[What is required]: Count every line of these entries that holds the word "name", and reply with the number only.

▬▬▬

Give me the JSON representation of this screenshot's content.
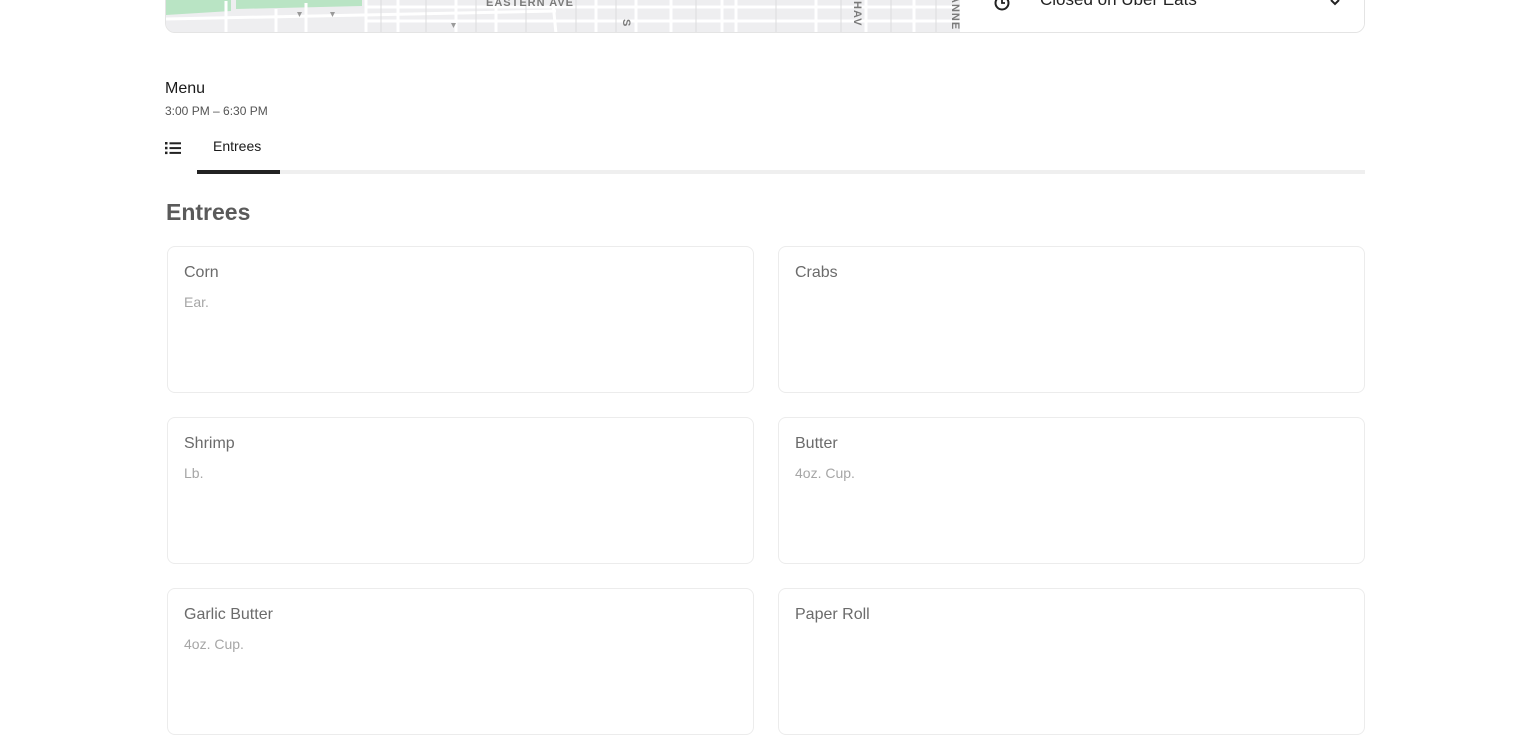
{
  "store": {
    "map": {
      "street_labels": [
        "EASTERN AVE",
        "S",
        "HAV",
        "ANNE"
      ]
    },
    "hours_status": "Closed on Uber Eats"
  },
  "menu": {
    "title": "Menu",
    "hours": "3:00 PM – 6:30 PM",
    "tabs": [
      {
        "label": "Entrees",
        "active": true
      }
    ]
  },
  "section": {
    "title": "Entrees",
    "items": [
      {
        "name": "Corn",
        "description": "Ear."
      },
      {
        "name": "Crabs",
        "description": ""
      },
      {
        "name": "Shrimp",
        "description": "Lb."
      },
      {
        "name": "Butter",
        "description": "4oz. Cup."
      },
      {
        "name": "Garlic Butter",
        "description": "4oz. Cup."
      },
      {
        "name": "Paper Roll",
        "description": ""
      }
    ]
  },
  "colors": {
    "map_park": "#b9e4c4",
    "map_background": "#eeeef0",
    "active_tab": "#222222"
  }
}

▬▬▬

[Exercise solution]: 6